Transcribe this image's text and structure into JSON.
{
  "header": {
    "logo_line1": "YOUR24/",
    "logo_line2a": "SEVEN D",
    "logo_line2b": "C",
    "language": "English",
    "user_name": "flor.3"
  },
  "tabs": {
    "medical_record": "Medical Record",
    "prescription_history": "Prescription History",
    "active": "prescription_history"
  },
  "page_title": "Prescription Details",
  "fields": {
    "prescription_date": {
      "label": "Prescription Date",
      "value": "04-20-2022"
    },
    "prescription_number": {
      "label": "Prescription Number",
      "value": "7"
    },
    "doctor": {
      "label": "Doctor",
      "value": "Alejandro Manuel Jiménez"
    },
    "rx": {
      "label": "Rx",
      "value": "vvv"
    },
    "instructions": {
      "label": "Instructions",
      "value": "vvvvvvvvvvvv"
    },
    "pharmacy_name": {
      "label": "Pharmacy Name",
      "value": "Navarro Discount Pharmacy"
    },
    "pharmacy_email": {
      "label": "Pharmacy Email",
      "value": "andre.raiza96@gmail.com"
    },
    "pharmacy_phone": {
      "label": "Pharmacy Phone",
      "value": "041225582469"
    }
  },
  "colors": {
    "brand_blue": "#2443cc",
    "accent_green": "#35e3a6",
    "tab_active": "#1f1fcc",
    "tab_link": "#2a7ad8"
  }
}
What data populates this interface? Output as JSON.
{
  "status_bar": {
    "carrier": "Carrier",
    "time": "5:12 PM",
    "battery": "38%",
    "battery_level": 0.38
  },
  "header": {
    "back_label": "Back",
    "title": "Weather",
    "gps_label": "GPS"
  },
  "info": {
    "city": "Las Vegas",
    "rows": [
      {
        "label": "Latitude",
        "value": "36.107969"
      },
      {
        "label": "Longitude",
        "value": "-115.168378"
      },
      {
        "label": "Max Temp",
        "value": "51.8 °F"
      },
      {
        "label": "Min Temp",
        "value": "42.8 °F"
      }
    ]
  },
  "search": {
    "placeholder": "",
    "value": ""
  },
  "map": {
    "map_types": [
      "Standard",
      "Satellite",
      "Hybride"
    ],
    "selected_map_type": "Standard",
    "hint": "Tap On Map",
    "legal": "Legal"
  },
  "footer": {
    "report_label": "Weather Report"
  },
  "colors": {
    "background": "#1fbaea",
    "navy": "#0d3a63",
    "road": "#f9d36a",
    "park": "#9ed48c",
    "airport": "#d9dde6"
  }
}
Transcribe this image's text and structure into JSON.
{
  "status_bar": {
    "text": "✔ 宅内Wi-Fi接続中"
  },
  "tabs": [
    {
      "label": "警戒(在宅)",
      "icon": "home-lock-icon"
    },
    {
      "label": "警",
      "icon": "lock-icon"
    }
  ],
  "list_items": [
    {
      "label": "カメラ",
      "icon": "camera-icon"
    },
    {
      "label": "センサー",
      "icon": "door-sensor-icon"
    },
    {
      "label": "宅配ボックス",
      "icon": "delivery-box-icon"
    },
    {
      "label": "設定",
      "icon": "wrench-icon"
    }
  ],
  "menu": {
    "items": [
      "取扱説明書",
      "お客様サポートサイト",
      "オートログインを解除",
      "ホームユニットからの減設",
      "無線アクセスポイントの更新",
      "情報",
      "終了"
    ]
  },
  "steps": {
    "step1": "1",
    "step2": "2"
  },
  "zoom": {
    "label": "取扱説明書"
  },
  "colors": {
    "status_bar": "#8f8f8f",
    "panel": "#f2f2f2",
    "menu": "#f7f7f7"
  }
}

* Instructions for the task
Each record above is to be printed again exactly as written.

* Response box
Transcribe this image's text and structure into JSON.
{
  "header": {
    "logo_line1": "YOUR24/",
    "logo_line2a": "SEVEN D",
    "logo_line2b": "C",
    "language": "English",
    "user_name": "flor.3"
  },
  "tabs": {
    "medical_record": "Medical Record",
    "prescription_history": "Prescription History",
    "active": "prescription_history"
  },
  "page_title": "Prescription Details",
  "fields": {
    "prescription_date": {
      "label": "Prescription Date",
      "value": "04-20-2022"
    },
    "prescription_number": {
      "label": "Prescription Number",
      "value": "7"
    },
    "doctor": {
      "label": "Doctor",
      "value": "Alejandro Manuel Jiménez"
    },
    "rx": {
      "label": "Rx",
      "value": "vvv"
    },
    "instructions": {
      "label": "Instructions",
      "value": "vvvvvvvvvvvv"
    },
    "pharmacy_name": {
      "label": "Pharmacy Name",
      "value": "Navarro Discount Pharmacy"
    },
    "pharmacy_email": {
      "label": "Pharmacy Email",
      "value": "andre.raiza96@gmail.com"
    },
    "pharmacy_phone": {
      "label": "Pharmacy Phone",
      "value": "041225582469"
    }
  },
  "colors": {
    "brand_blue": "#2443cc",
    "accent_green": "#35e3a6",
    "tab_active": "#1f1fcc",
    "tab_link": "#2a7ad8"
  }
}
What data populates this interface? Output as JSON.
{
  "status_bar": {
    "carrier": "Carrier",
    "time": "5:12 PM",
    "battery": "38%",
    "battery_level": 0.38
  },
  "header": {
    "back_label": "Back",
    "title": "Weather",
    "gps_label": "GPS"
  },
  "info": {
    "city": "Las Vegas",
    "rows": [
      {
        "label": "Latitude",
        "value": "36.107969"
      },
      {
        "label": "Longitude",
        "value": "-115.168378"
      },
      {
        "label": "Max Temp",
        "value": "51.8 °F"
      },
      {
        "label": "Min Temp",
        "value": "42.8 °F"
      }
    ]
  },
  "search": {
    "placeholder": "",
    "value": ""
  },
  "map": {
    "map_types": [
      "Standard",
      "Satellite",
      "Hybride"
    ],
    "selected_map_type": "Standard",
    "hint": "Tap On Map",
    "legal": "Legal"
  },
  "footer": {
    "report_label": "Weather Report"
  },
  "colors": {
    "background": "#1fbaea",
    "navy": "#0d3a63",
    "road": "#f9d36a",
    "park": "#9ed48c",
    "airport": "#d9dde6"
  }
}
Transcribe this image's text and structure into JSON.
{
  "status_bar": {
    "text": "✔ 宅内Wi-Fi接続中"
  },
  "tabs": [
    {
      "label": "警戒(在宅)",
      "icon": "home-lock-icon"
    },
    {
      "label": "警",
      "icon": "lock-icon"
    }
  ],
  "list_items": [
    {
      "label": "カメラ",
      "icon": "camera-icon"
    },
    {
      "label": "センサー",
      "icon": "door-sensor-icon"
    },
    {
      "label": "宅配ボックス",
      "icon": "delivery-box-icon"
    },
    {
      "label": "設定",
      "icon": "wrench-icon"
    }
  ],
  "menu": {
    "items": [
      "取扱説明書",
      "お客様サポートサイト",
      "オートログインを解除",
      "ホームユニットからの減設",
      "無線アクセスポイントの更新",
      "情報",
      "終了"
    ]
  },
  "steps": {
    "step1": "1",
    "step2": "2"
  },
  "zoom": {
    "label": "取扱説明書"
  },
  "colors": {
    "status_bar": "#8f8f8f",
    "panel": "#f2f2f2",
    "menu": "#f7f7f7"
  }
}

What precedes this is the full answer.